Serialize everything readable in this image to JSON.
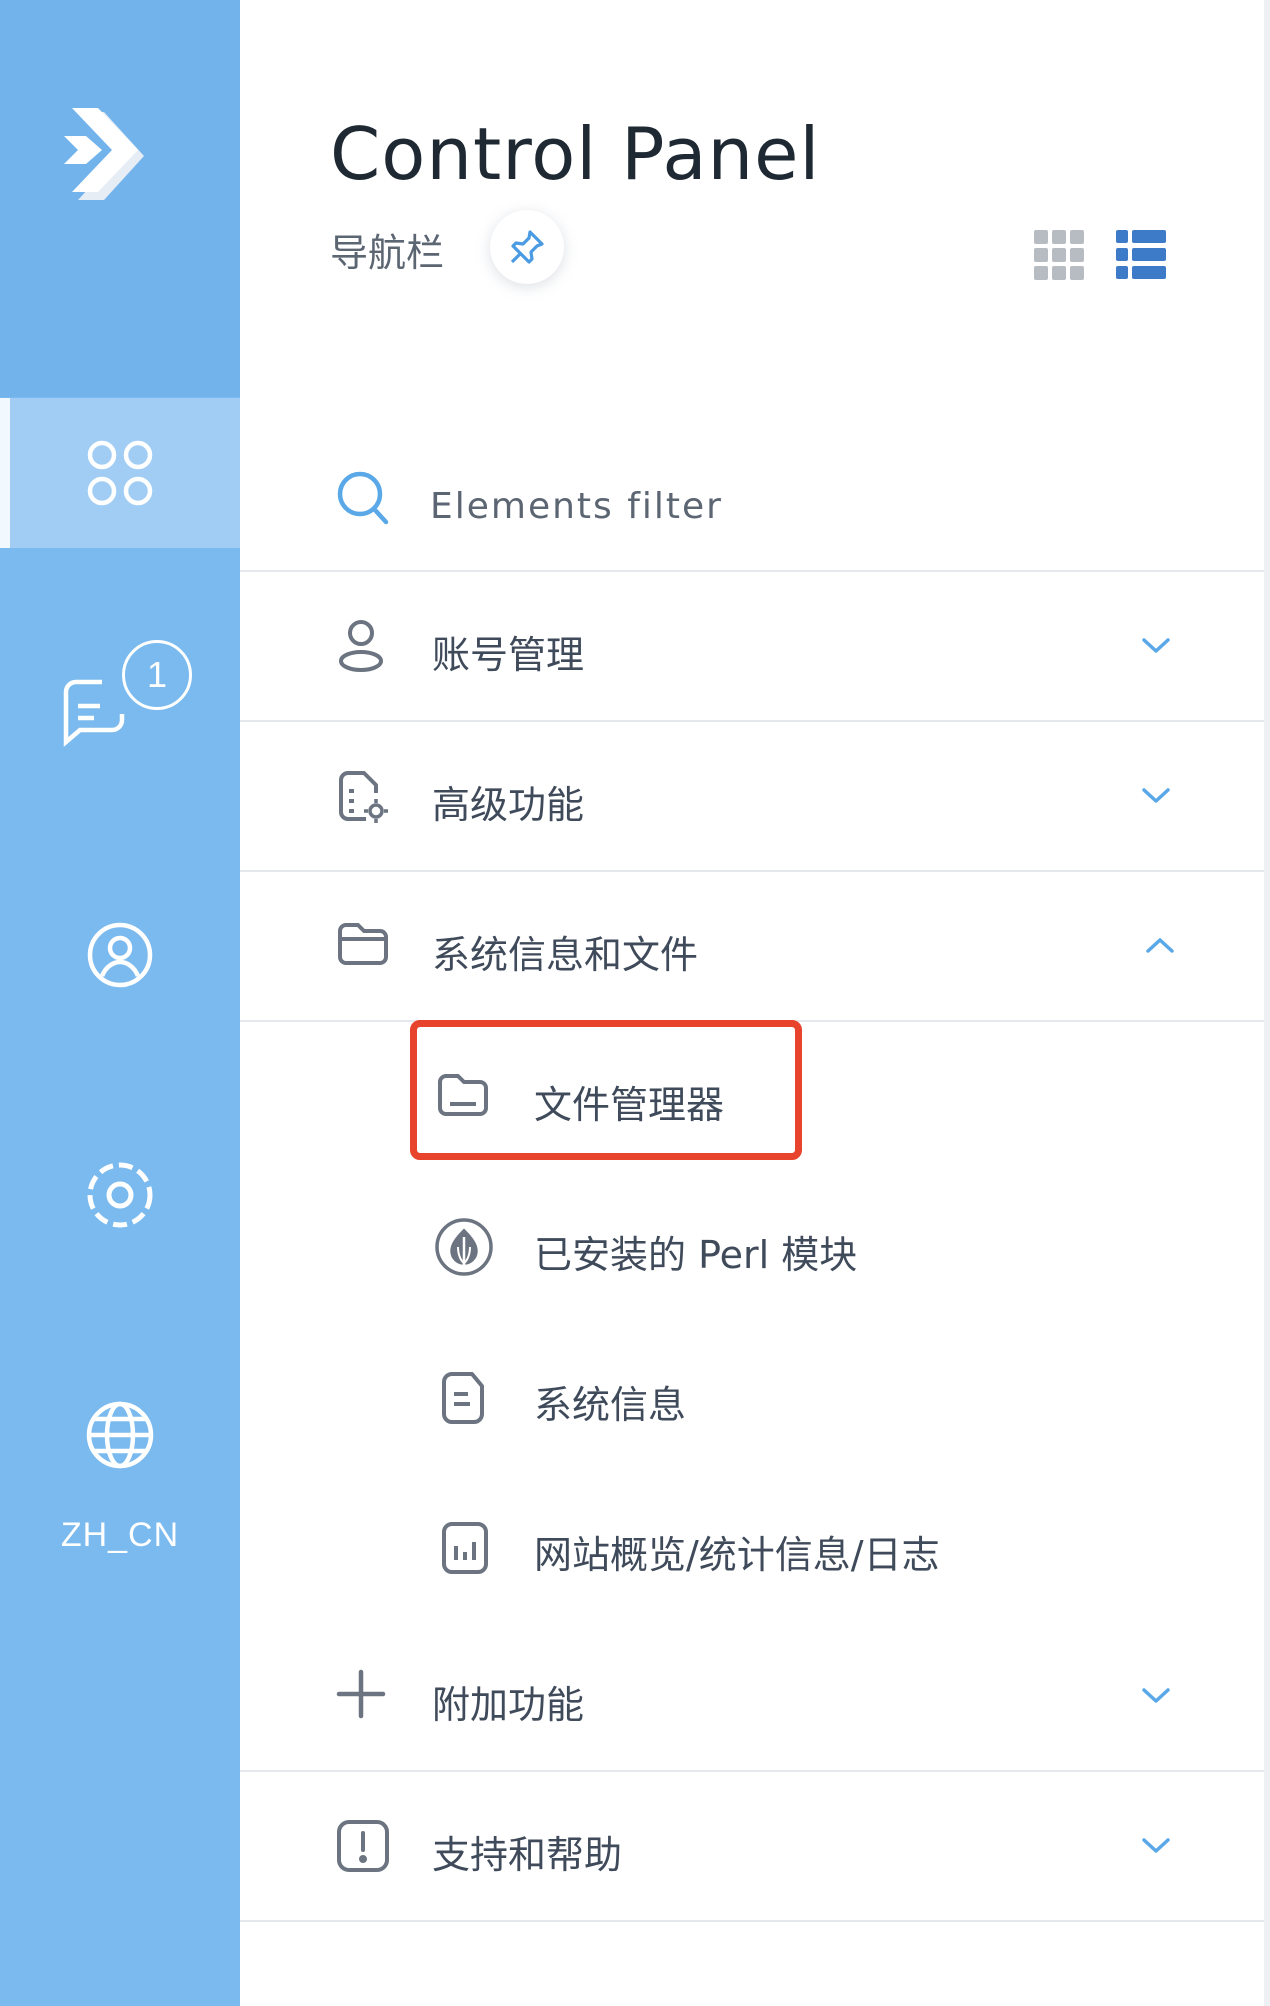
{
  "app": {
    "title": "Control Panel",
    "subtitle": "导航栏"
  },
  "rail": {
    "notification_count": "1",
    "language": "ZH_CN"
  },
  "filter": {
    "placeholder": "Elements filter"
  },
  "sections": {
    "account": "账号管理",
    "advanced": "高级功能",
    "sysinfo": "系统信息和文件",
    "addons": "附加功能",
    "support": "支持和帮助"
  },
  "sysinfo_items": {
    "file_manager": "文件管理器",
    "perl_modules": "已安装的 Perl 模块",
    "system_info": "系统信息",
    "site_stats": "网站概览/统计信息/日志"
  },
  "colors": {
    "rail": "#7bbaee",
    "rail_active": "#a1cdf4",
    "accent": "#3d7bc8",
    "highlight": "#e8432d"
  }
}
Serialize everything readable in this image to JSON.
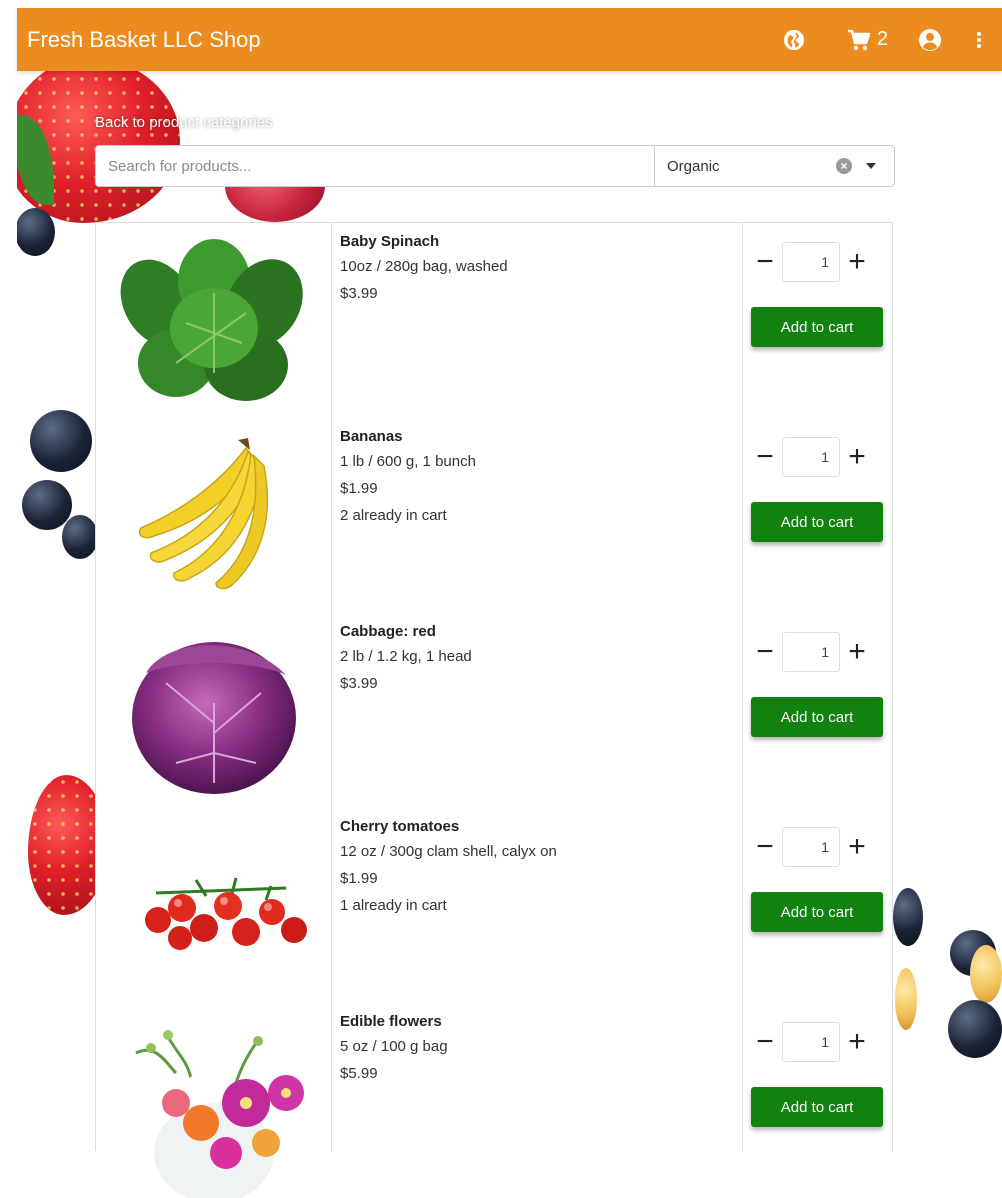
{
  "app": {
    "title": "Fresh Basket LLC Shop",
    "cart_count": "2",
    "accent_color": "#ec8b1e",
    "button_color": "#11820f"
  },
  "header_icons": [
    "globe-icon",
    "cart-icon",
    "account-icon",
    "more-vert-icon"
  ],
  "nav": {
    "back_label": "Back to product categories"
  },
  "search": {
    "placeholder": "Search for products...",
    "value": ""
  },
  "filter": {
    "value": "Organic"
  },
  "products": [
    {
      "name": "Baby Spinach",
      "size": "10oz / 280g bag, washed",
      "price": "$3.99",
      "note": "",
      "qty": "1",
      "add_label": "Add to cart"
    },
    {
      "name": "Bananas",
      "size": "1 lb / 600 g, 1 bunch",
      "price": "$1.99",
      "note": "2 already in cart",
      "qty": "1",
      "add_label": "Add to cart"
    },
    {
      "name": "Cabbage: red",
      "size": "2 lb / 1.2 kg, 1 head",
      "price": "$3.99",
      "note": "",
      "qty": "1",
      "add_label": "Add to cart"
    },
    {
      "name": "Cherry tomatoes",
      "size": "12 oz / 300g clam shell, calyx on",
      "price": "$1.99",
      "note": "1 already in cart",
      "qty": "1",
      "add_label": "Add to cart"
    },
    {
      "name": "Edible flowers",
      "size": "5 oz / 100 g bag",
      "price": "$5.99",
      "note": "",
      "qty": "1",
      "add_label": "Add to cart"
    }
  ]
}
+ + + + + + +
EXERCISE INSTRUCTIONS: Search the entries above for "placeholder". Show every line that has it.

WRITTEN SOLUTION:
    "placeholder": "Elements filter"
    "placeholder": "Search for products...",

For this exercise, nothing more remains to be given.